• **BRIEF**
The whole listing below is to be copied exactly, with every picture left out.

• **DATA FOR THIS TASK**
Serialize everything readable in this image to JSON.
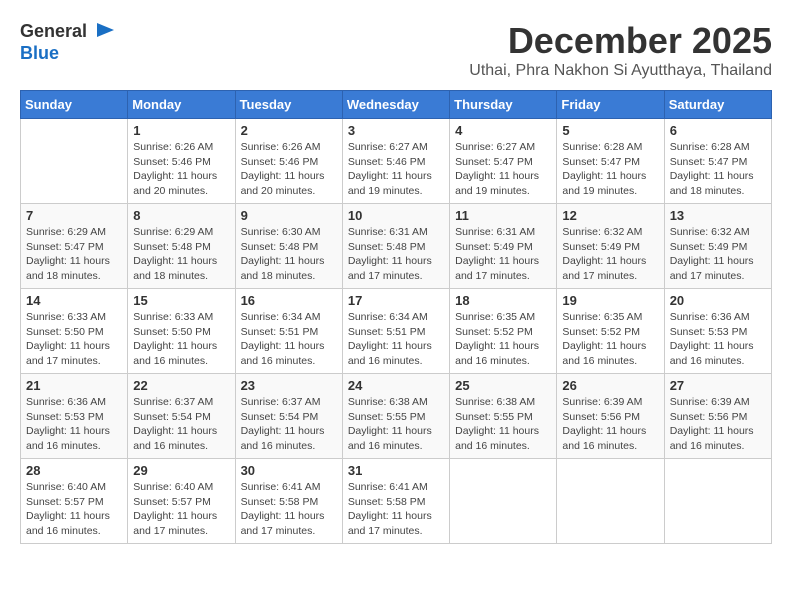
{
  "logo": {
    "general": "General",
    "blue": "Blue"
  },
  "header": {
    "month": "December 2025",
    "location": "Uthai, Phra Nakhon Si Ayutthaya, Thailand"
  },
  "weekdays": [
    "Sunday",
    "Monday",
    "Tuesday",
    "Wednesday",
    "Thursday",
    "Friday",
    "Saturday"
  ],
  "weeks": [
    [
      {
        "day": "",
        "sunrise": "",
        "sunset": "",
        "daylight": ""
      },
      {
        "day": "1",
        "sunrise": "Sunrise: 6:26 AM",
        "sunset": "Sunset: 5:46 PM",
        "daylight": "Daylight: 11 hours and 20 minutes."
      },
      {
        "day": "2",
        "sunrise": "Sunrise: 6:26 AM",
        "sunset": "Sunset: 5:46 PM",
        "daylight": "Daylight: 11 hours and 20 minutes."
      },
      {
        "day": "3",
        "sunrise": "Sunrise: 6:27 AM",
        "sunset": "Sunset: 5:46 PM",
        "daylight": "Daylight: 11 hours and 19 minutes."
      },
      {
        "day": "4",
        "sunrise": "Sunrise: 6:27 AM",
        "sunset": "Sunset: 5:47 PM",
        "daylight": "Daylight: 11 hours and 19 minutes."
      },
      {
        "day": "5",
        "sunrise": "Sunrise: 6:28 AM",
        "sunset": "Sunset: 5:47 PM",
        "daylight": "Daylight: 11 hours and 19 minutes."
      },
      {
        "day": "6",
        "sunrise": "Sunrise: 6:28 AM",
        "sunset": "Sunset: 5:47 PM",
        "daylight": "Daylight: 11 hours and 18 minutes."
      }
    ],
    [
      {
        "day": "7",
        "sunrise": "Sunrise: 6:29 AM",
        "sunset": "Sunset: 5:47 PM",
        "daylight": "Daylight: 11 hours and 18 minutes."
      },
      {
        "day": "8",
        "sunrise": "Sunrise: 6:29 AM",
        "sunset": "Sunset: 5:48 PM",
        "daylight": "Daylight: 11 hours and 18 minutes."
      },
      {
        "day": "9",
        "sunrise": "Sunrise: 6:30 AM",
        "sunset": "Sunset: 5:48 PM",
        "daylight": "Daylight: 11 hours and 18 minutes."
      },
      {
        "day": "10",
        "sunrise": "Sunrise: 6:31 AM",
        "sunset": "Sunset: 5:48 PM",
        "daylight": "Daylight: 11 hours and 17 minutes."
      },
      {
        "day": "11",
        "sunrise": "Sunrise: 6:31 AM",
        "sunset": "Sunset: 5:49 PM",
        "daylight": "Daylight: 11 hours and 17 minutes."
      },
      {
        "day": "12",
        "sunrise": "Sunrise: 6:32 AM",
        "sunset": "Sunset: 5:49 PM",
        "daylight": "Daylight: 11 hours and 17 minutes."
      },
      {
        "day": "13",
        "sunrise": "Sunrise: 6:32 AM",
        "sunset": "Sunset: 5:49 PM",
        "daylight": "Daylight: 11 hours and 17 minutes."
      }
    ],
    [
      {
        "day": "14",
        "sunrise": "Sunrise: 6:33 AM",
        "sunset": "Sunset: 5:50 PM",
        "daylight": "Daylight: 11 hours and 17 minutes."
      },
      {
        "day": "15",
        "sunrise": "Sunrise: 6:33 AM",
        "sunset": "Sunset: 5:50 PM",
        "daylight": "Daylight: 11 hours and 16 minutes."
      },
      {
        "day": "16",
        "sunrise": "Sunrise: 6:34 AM",
        "sunset": "Sunset: 5:51 PM",
        "daylight": "Daylight: 11 hours and 16 minutes."
      },
      {
        "day": "17",
        "sunrise": "Sunrise: 6:34 AM",
        "sunset": "Sunset: 5:51 PM",
        "daylight": "Daylight: 11 hours and 16 minutes."
      },
      {
        "day": "18",
        "sunrise": "Sunrise: 6:35 AM",
        "sunset": "Sunset: 5:52 PM",
        "daylight": "Daylight: 11 hours and 16 minutes."
      },
      {
        "day": "19",
        "sunrise": "Sunrise: 6:35 AM",
        "sunset": "Sunset: 5:52 PM",
        "daylight": "Daylight: 11 hours and 16 minutes."
      },
      {
        "day": "20",
        "sunrise": "Sunrise: 6:36 AM",
        "sunset": "Sunset: 5:53 PM",
        "daylight": "Daylight: 11 hours and 16 minutes."
      }
    ],
    [
      {
        "day": "21",
        "sunrise": "Sunrise: 6:36 AM",
        "sunset": "Sunset: 5:53 PM",
        "daylight": "Daylight: 11 hours and 16 minutes."
      },
      {
        "day": "22",
        "sunrise": "Sunrise: 6:37 AM",
        "sunset": "Sunset: 5:54 PM",
        "daylight": "Daylight: 11 hours and 16 minutes."
      },
      {
        "day": "23",
        "sunrise": "Sunrise: 6:37 AM",
        "sunset": "Sunset: 5:54 PM",
        "daylight": "Daylight: 11 hours and 16 minutes."
      },
      {
        "day": "24",
        "sunrise": "Sunrise: 6:38 AM",
        "sunset": "Sunset: 5:55 PM",
        "daylight": "Daylight: 11 hours and 16 minutes."
      },
      {
        "day": "25",
        "sunrise": "Sunrise: 6:38 AM",
        "sunset": "Sunset: 5:55 PM",
        "daylight": "Daylight: 11 hours and 16 minutes."
      },
      {
        "day": "26",
        "sunrise": "Sunrise: 6:39 AM",
        "sunset": "Sunset: 5:56 PM",
        "daylight": "Daylight: 11 hours and 16 minutes."
      },
      {
        "day": "27",
        "sunrise": "Sunrise: 6:39 AM",
        "sunset": "Sunset: 5:56 PM",
        "daylight": "Daylight: 11 hours and 16 minutes."
      }
    ],
    [
      {
        "day": "28",
        "sunrise": "Sunrise: 6:40 AM",
        "sunset": "Sunset: 5:57 PM",
        "daylight": "Daylight: 11 hours and 16 minutes."
      },
      {
        "day": "29",
        "sunrise": "Sunrise: 6:40 AM",
        "sunset": "Sunset: 5:57 PM",
        "daylight": "Daylight: 11 hours and 17 minutes."
      },
      {
        "day": "30",
        "sunrise": "Sunrise: 6:41 AM",
        "sunset": "Sunset: 5:58 PM",
        "daylight": "Daylight: 11 hours and 17 minutes."
      },
      {
        "day": "31",
        "sunrise": "Sunrise: 6:41 AM",
        "sunset": "Sunset: 5:58 PM",
        "daylight": "Daylight: 11 hours and 17 minutes."
      },
      {
        "day": "",
        "sunrise": "",
        "sunset": "",
        "daylight": ""
      },
      {
        "day": "",
        "sunrise": "",
        "sunset": "",
        "daylight": ""
      },
      {
        "day": "",
        "sunrise": "",
        "sunset": "",
        "daylight": ""
      }
    ]
  ]
}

• **OUTPUT FOR THIS EXERCISE**
Serialize everything readable in this image to JSON.
{
  "logo": {
    "general": "General",
    "blue": "Blue"
  },
  "header": {
    "month": "December 2025",
    "location": "Uthai, Phra Nakhon Si Ayutthaya, Thailand"
  },
  "weekdays": [
    "Sunday",
    "Monday",
    "Tuesday",
    "Wednesday",
    "Thursday",
    "Friday",
    "Saturday"
  ],
  "weeks": [
    [
      {
        "day": "",
        "sunrise": "",
        "sunset": "",
        "daylight": ""
      },
      {
        "day": "1",
        "sunrise": "Sunrise: 6:26 AM",
        "sunset": "Sunset: 5:46 PM",
        "daylight": "Daylight: 11 hours and 20 minutes."
      },
      {
        "day": "2",
        "sunrise": "Sunrise: 6:26 AM",
        "sunset": "Sunset: 5:46 PM",
        "daylight": "Daylight: 11 hours and 20 minutes."
      },
      {
        "day": "3",
        "sunrise": "Sunrise: 6:27 AM",
        "sunset": "Sunset: 5:46 PM",
        "daylight": "Daylight: 11 hours and 19 minutes."
      },
      {
        "day": "4",
        "sunrise": "Sunrise: 6:27 AM",
        "sunset": "Sunset: 5:47 PM",
        "daylight": "Daylight: 11 hours and 19 minutes."
      },
      {
        "day": "5",
        "sunrise": "Sunrise: 6:28 AM",
        "sunset": "Sunset: 5:47 PM",
        "daylight": "Daylight: 11 hours and 19 minutes."
      },
      {
        "day": "6",
        "sunrise": "Sunrise: 6:28 AM",
        "sunset": "Sunset: 5:47 PM",
        "daylight": "Daylight: 11 hours and 18 minutes."
      }
    ],
    [
      {
        "day": "7",
        "sunrise": "Sunrise: 6:29 AM",
        "sunset": "Sunset: 5:47 PM",
        "daylight": "Daylight: 11 hours and 18 minutes."
      },
      {
        "day": "8",
        "sunrise": "Sunrise: 6:29 AM",
        "sunset": "Sunset: 5:48 PM",
        "daylight": "Daylight: 11 hours and 18 minutes."
      },
      {
        "day": "9",
        "sunrise": "Sunrise: 6:30 AM",
        "sunset": "Sunset: 5:48 PM",
        "daylight": "Daylight: 11 hours and 18 minutes."
      },
      {
        "day": "10",
        "sunrise": "Sunrise: 6:31 AM",
        "sunset": "Sunset: 5:48 PM",
        "daylight": "Daylight: 11 hours and 17 minutes."
      },
      {
        "day": "11",
        "sunrise": "Sunrise: 6:31 AM",
        "sunset": "Sunset: 5:49 PM",
        "daylight": "Daylight: 11 hours and 17 minutes."
      },
      {
        "day": "12",
        "sunrise": "Sunrise: 6:32 AM",
        "sunset": "Sunset: 5:49 PM",
        "daylight": "Daylight: 11 hours and 17 minutes."
      },
      {
        "day": "13",
        "sunrise": "Sunrise: 6:32 AM",
        "sunset": "Sunset: 5:49 PM",
        "daylight": "Daylight: 11 hours and 17 minutes."
      }
    ],
    [
      {
        "day": "14",
        "sunrise": "Sunrise: 6:33 AM",
        "sunset": "Sunset: 5:50 PM",
        "daylight": "Daylight: 11 hours and 17 minutes."
      },
      {
        "day": "15",
        "sunrise": "Sunrise: 6:33 AM",
        "sunset": "Sunset: 5:50 PM",
        "daylight": "Daylight: 11 hours and 16 minutes."
      },
      {
        "day": "16",
        "sunrise": "Sunrise: 6:34 AM",
        "sunset": "Sunset: 5:51 PM",
        "daylight": "Daylight: 11 hours and 16 minutes."
      },
      {
        "day": "17",
        "sunrise": "Sunrise: 6:34 AM",
        "sunset": "Sunset: 5:51 PM",
        "daylight": "Daylight: 11 hours and 16 minutes."
      },
      {
        "day": "18",
        "sunrise": "Sunrise: 6:35 AM",
        "sunset": "Sunset: 5:52 PM",
        "daylight": "Daylight: 11 hours and 16 minutes."
      },
      {
        "day": "19",
        "sunrise": "Sunrise: 6:35 AM",
        "sunset": "Sunset: 5:52 PM",
        "daylight": "Daylight: 11 hours and 16 minutes."
      },
      {
        "day": "20",
        "sunrise": "Sunrise: 6:36 AM",
        "sunset": "Sunset: 5:53 PM",
        "daylight": "Daylight: 11 hours and 16 minutes."
      }
    ],
    [
      {
        "day": "21",
        "sunrise": "Sunrise: 6:36 AM",
        "sunset": "Sunset: 5:53 PM",
        "daylight": "Daylight: 11 hours and 16 minutes."
      },
      {
        "day": "22",
        "sunrise": "Sunrise: 6:37 AM",
        "sunset": "Sunset: 5:54 PM",
        "daylight": "Daylight: 11 hours and 16 minutes."
      },
      {
        "day": "23",
        "sunrise": "Sunrise: 6:37 AM",
        "sunset": "Sunset: 5:54 PM",
        "daylight": "Daylight: 11 hours and 16 minutes."
      },
      {
        "day": "24",
        "sunrise": "Sunrise: 6:38 AM",
        "sunset": "Sunset: 5:55 PM",
        "daylight": "Daylight: 11 hours and 16 minutes."
      },
      {
        "day": "25",
        "sunrise": "Sunrise: 6:38 AM",
        "sunset": "Sunset: 5:55 PM",
        "daylight": "Daylight: 11 hours and 16 minutes."
      },
      {
        "day": "26",
        "sunrise": "Sunrise: 6:39 AM",
        "sunset": "Sunset: 5:56 PM",
        "daylight": "Daylight: 11 hours and 16 minutes."
      },
      {
        "day": "27",
        "sunrise": "Sunrise: 6:39 AM",
        "sunset": "Sunset: 5:56 PM",
        "daylight": "Daylight: 11 hours and 16 minutes."
      }
    ],
    [
      {
        "day": "28",
        "sunrise": "Sunrise: 6:40 AM",
        "sunset": "Sunset: 5:57 PM",
        "daylight": "Daylight: 11 hours and 16 minutes."
      },
      {
        "day": "29",
        "sunrise": "Sunrise: 6:40 AM",
        "sunset": "Sunset: 5:57 PM",
        "daylight": "Daylight: 11 hours and 17 minutes."
      },
      {
        "day": "30",
        "sunrise": "Sunrise: 6:41 AM",
        "sunset": "Sunset: 5:58 PM",
        "daylight": "Daylight: 11 hours and 17 minutes."
      },
      {
        "day": "31",
        "sunrise": "Sunrise: 6:41 AM",
        "sunset": "Sunset: 5:58 PM",
        "daylight": "Daylight: 11 hours and 17 minutes."
      },
      {
        "day": "",
        "sunrise": "",
        "sunset": "",
        "daylight": ""
      },
      {
        "day": "",
        "sunrise": "",
        "sunset": "",
        "daylight": ""
      },
      {
        "day": "",
        "sunrise": "",
        "sunset": "",
        "daylight": ""
      }
    ]
  ]
}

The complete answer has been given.